    and spatial distribution of oil vulnerability depends on how an energy-constrained future is envisioned" (Lovelace and Philips, 2014). • Objective and quantifiable (like GDP) • Flexible enough for local contexts • Not so flexible as to become meaningless • Compatible with change
  17. The ideal dataset

  18. Data

  19. Data considerations • Already hundreds of detailed datasets • With

    'big data' revolution, ever increasing • 'Smart cities' projects • Variability • Order • Continuity
  20. Example datasets • Individual • Local • Regional • National

    • Global
  21. Individual level data Sleep deprivation: "percentage of those who report

    sleeping less than 7 hours on average on a typical weekday" (VicHealth Indicators Survey, 2011 Sedentary behaviour: "The proportion of people who sit for 7 hours or more per day." Method of Travel: http://www.abs.gov.au/censusContact Other variables (Travel surveys)
  22. None
  23. None
  24. Data: Read the small print "Data was collected via telephone

    interviews. The survey was conducted in each of Victoria’s 79 Local Government Areas (LGAs), with a total sample of 25,075 participants aged 18 years and over." Population of Victoria: Almost 6 million Number of participants per zone: 300 Sample methodology and size issues with this one!
  25. Local variables Proximity to... • Water source • Shops •

    Schools/hospitals Level of community cohesion
  26. Regional variables • Renewable energy • Infrastructure • Urban morphology

    • Aggregate low- level data • Lack of compatibility • between states
  27. National-level variables • Gross domestic product • Wellbeing indeces •

    Natural resources • Millitary defences • Conclusion: focus is more on 'energy security', over the head of most planners
  28. Categories of metrics Need to impose order on the metrics

    • Social: how well people can 'bounce back' - linked to social capital, education • Economic: the dominant force in global system • Technological: e.g. number of electric cars • Infrastructure: e.g. renewable energy installations, bicycle paths • Environmental
  29. Hard to separate out levels

  30. Methods http://www.colorado.edu/hazards/gfw/

  31. GIS • Identify appropriate geographic scales for study • Data

    merging and consolidation • Compute values, e.g. distances to services • Visualisation
  32. None
  33. The method: spatial microsimulation

  34. Individual-level variability

  35. Inequalities within areas

  36. Links to agent-based models Spatial microsimulation applied to transport modelling

    problems.

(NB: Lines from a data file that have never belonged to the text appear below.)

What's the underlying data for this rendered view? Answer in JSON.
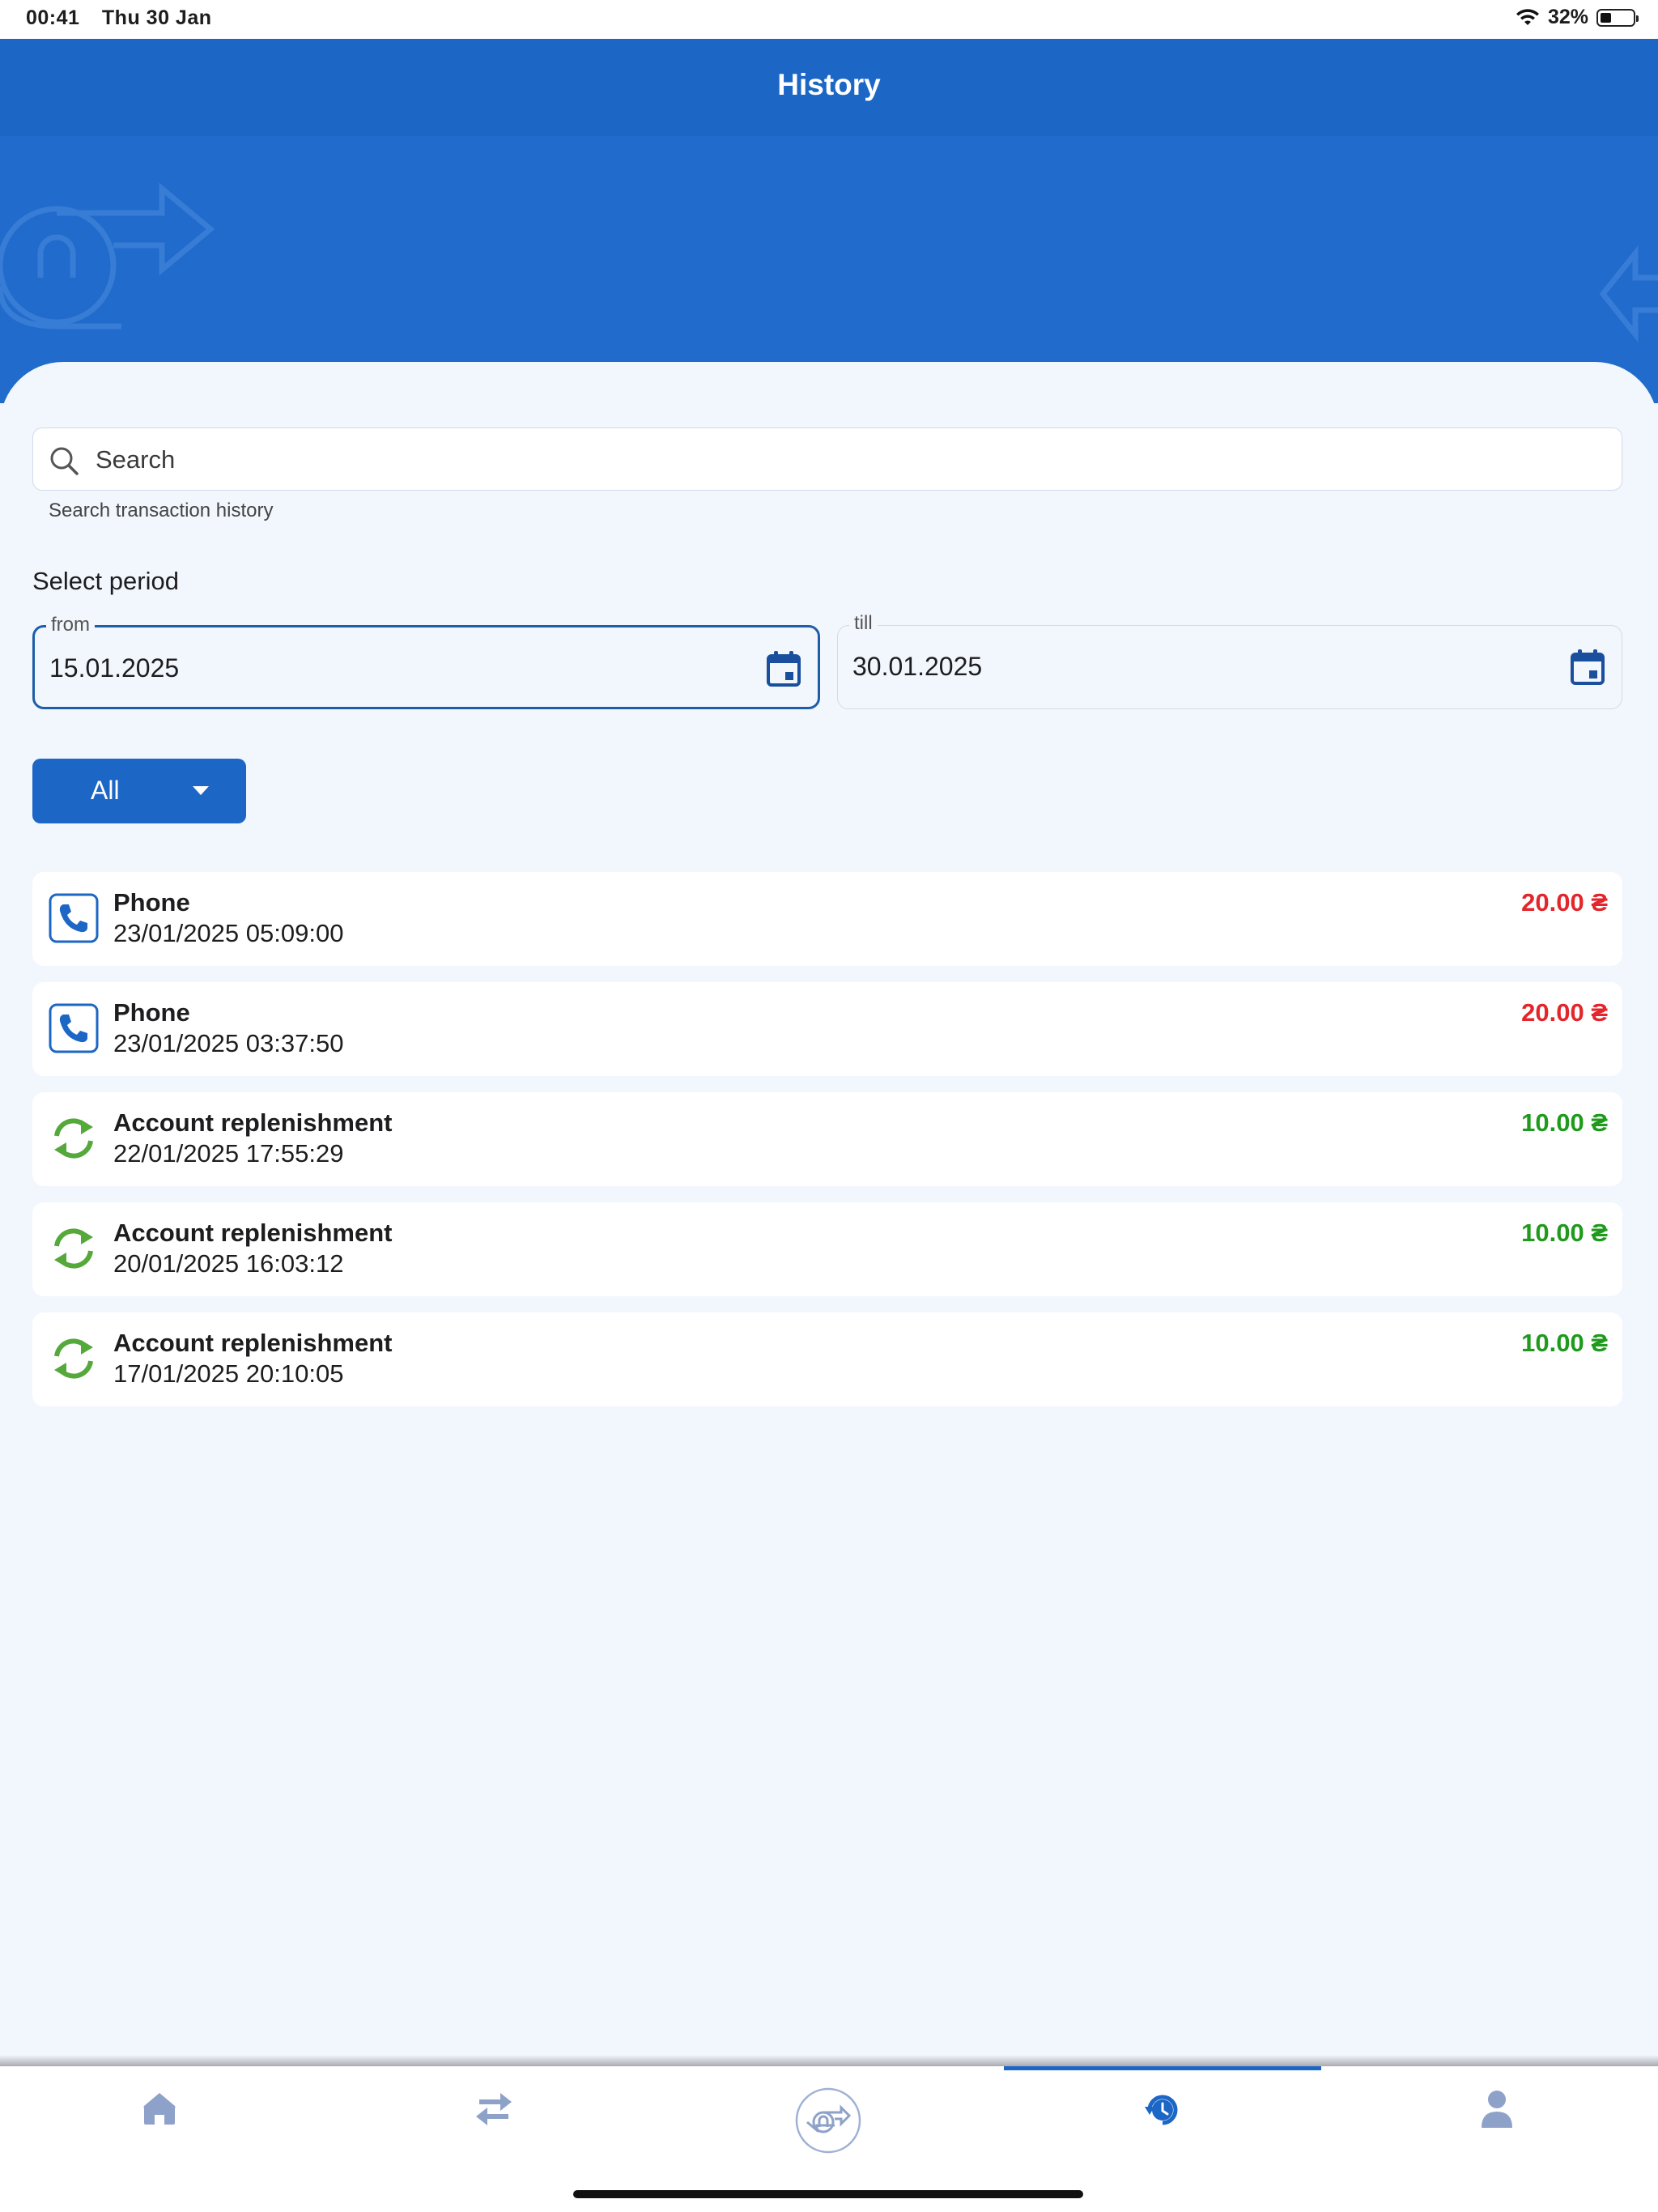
{
  "status_bar": {
    "time": "00:41",
    "date": "Thu 30 Jan",
    "battery": "32%",
    "battery_level": 0.32
  },
  "header": {
    "title": "History"
  },
  "search": {
    "placeholder": "Search",
    "value": "",
    "helper": "Search transaction history"
  },
  "period": {
    "label": "Select period",
    "from": {
      "label": "from",
      "value": "15.01.2025"
    },
    "till": {
      "label": "till",
      "value": "30.01.2025"
    }
  },
  "filter": {
    "selected": "All"
  },
  "transactions": [
    {
      "title": "Phone",
      "datetime": "23/01/2025 05:09:00",
      "amount": "20.00 ₴",
      "type": "phone",
      "sign": "negative"
    },
    {
      "title": "Phone",
      "datetime": "23/01/2025 03:37:50",
      "amount": "20.00 ₴",
      "type": "phone",
      "sign": "negative"
    },
    {
      "title": "Account replenishment",
      "datetime": "22/01/2025 17:55:29",
      "amount": "10.00 ₴",
      "type": "replenishment",
      "sign": "positive"
    },
    {
      "title": "Account replenishment",
      "datetime": "20/01/2025 16:03:12",
      "amount": "10.00 ₴",
      "type": "replenishment",
      "sign": "positive"
    },
    {
      "title": "Account replenishment",
      "datetime": "17/01/2025 20:10:05",
      "amount": "10.00 ₴",
      "type": "replenishment",
      "sign": "positive"
    }
  ],
  "nav": [
    {
      "name": "home",
      "icon": "home-icon"
    },
    {
      "name": "transfers",
      "icon": "transfer-arrows-icon"
    },
    {
      "name": "brand",
      "icon": "brand-logo-icon"
    },
    {
      "name": "history",
      "icon": "history-clock-icon",
      "active": true
    },
    {
      "name": "profile",
      "icon": "user-icon"
    }
  ],
  "colors": {
    "primary": "#1c66c6",
    "negative": "#e3262b",
    "positive": "#1f9a1c",
    "inactive_icon": "#8ea2c9"
  }
}
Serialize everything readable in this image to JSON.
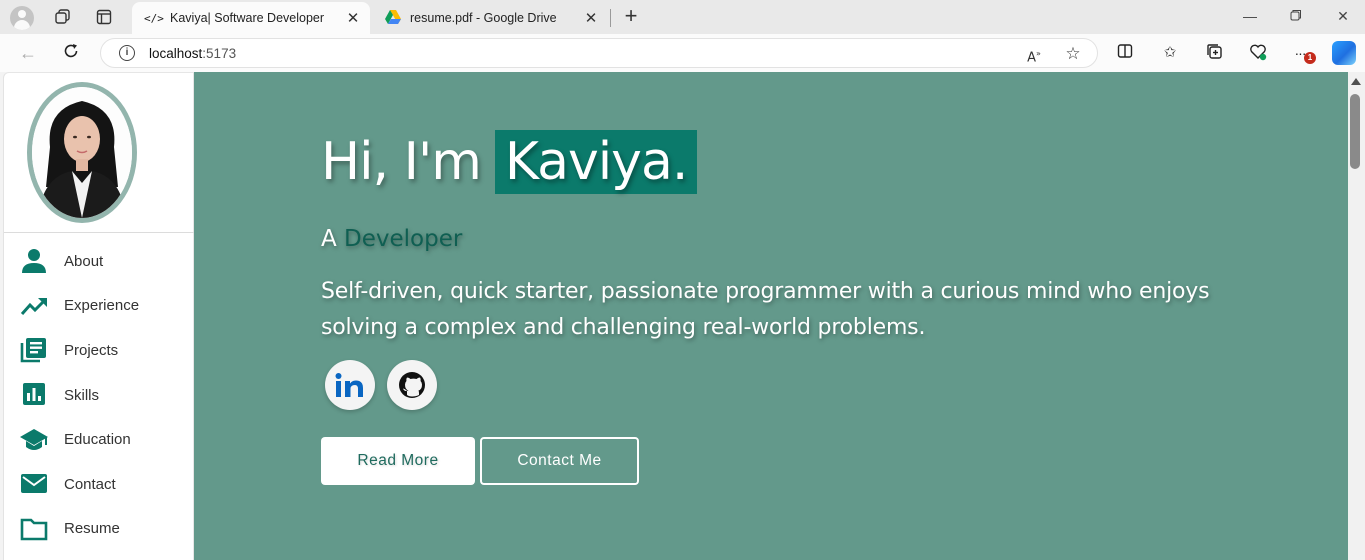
{
  "browser": {
    "tabs": [
      {
        "favicon": "</>",
        "title": "Kaviya| Software Developer",
        "active": true
      },
      {
        "favicon": "google-drive-icon",
        "title": "resume.pdf - Google Drive",
        "active": false
      }
    ],
    "url_host": "localhost",
    "url_port": ":5173",
    "notification_count": "1"
  },
  "sidebar": {
    "items": [
      {
        "label": "About",
        "icon": "person-icon"
      },
      {
        "label": "Experience",
        "icon": "trending-up-icon"
      },
      {
        "label": "Projects",
        "icon": "library-books-icon"
      },
      {
        "label": "Skills",
        "icon": "bar-chart-icon"
      },
      {
        "label": "Education",
        "icon": "graduation-cap-icon"
      },
      {
        "label": "Contact",
        "icon": "envelope-icon"
      },
      {
        "label": "Resume",
        "icon": "folder-icon"
      }
    ]
  },
  "hero": {
    "greeting": "Hi, I'm",
    "name": "Kaviya.",
    "role_prefix": "A",
    "role": "Developer",
    "tagline": "Self-driven, quick starter, passionate programmer with a curious mind who enjoys solving a complex and challenging real-world problems.",
    "buttons": {
      "read_more": "Read More",
      "contact": "Contact Me"
    }
  },
  "colors": {
    "hero_bg": "#63998b",
    "accent": "#0b7a6b",
    "icon": "#0b7a6b"
  }
}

See Lovelace et al. (2014)
  37. Method: online visualisation

  38. Wider issues

  39. Create flexible 'resilience' indicators "Ultimately, we conclude that the social

    and spatial distribution of oil vulnerability depends on how an energy-constrained future is envisioned" (Lovelace and Philips, 2014).
  40. Datasets ready for deployment • Mode of travel to work

    • Australian travel dataset • Long-distance commute (Victoria) • Social variables (Victoria) • Likelihood of flooding (altitude) Variables to be calculated • Proximity to key services (OSM + GIS) • Distance of commute (ABS statistics)
  41. Policy impact • Ultimately it's about 'evidence-based policy' • Because

    approach is not prescriptive, should be more attractive politically • But most use probably local urban planners and decision makers • Make discussion of future more realistic
  42. Is resilience conservative?

  43. The wider picture: reducing the need for resilience "We’re not

    going to be able to burn it all. Over the course of the next several decades, we’re going to have to build a ramp from how we currently use energy to where we need to use energy. And we’re not going to suddenly turn off a switch and suddenly we’re no longer using fossil fuels, but we have to use this time wisely, so that you have a tapering off of fossil fuels replaced by clean energy sources" (Obama, 2014)
  44. Plug: R for big data workshop • To be held

    on 5th December • We'll be using the dplyr package • To analyse Tweet and OD data of Melbourne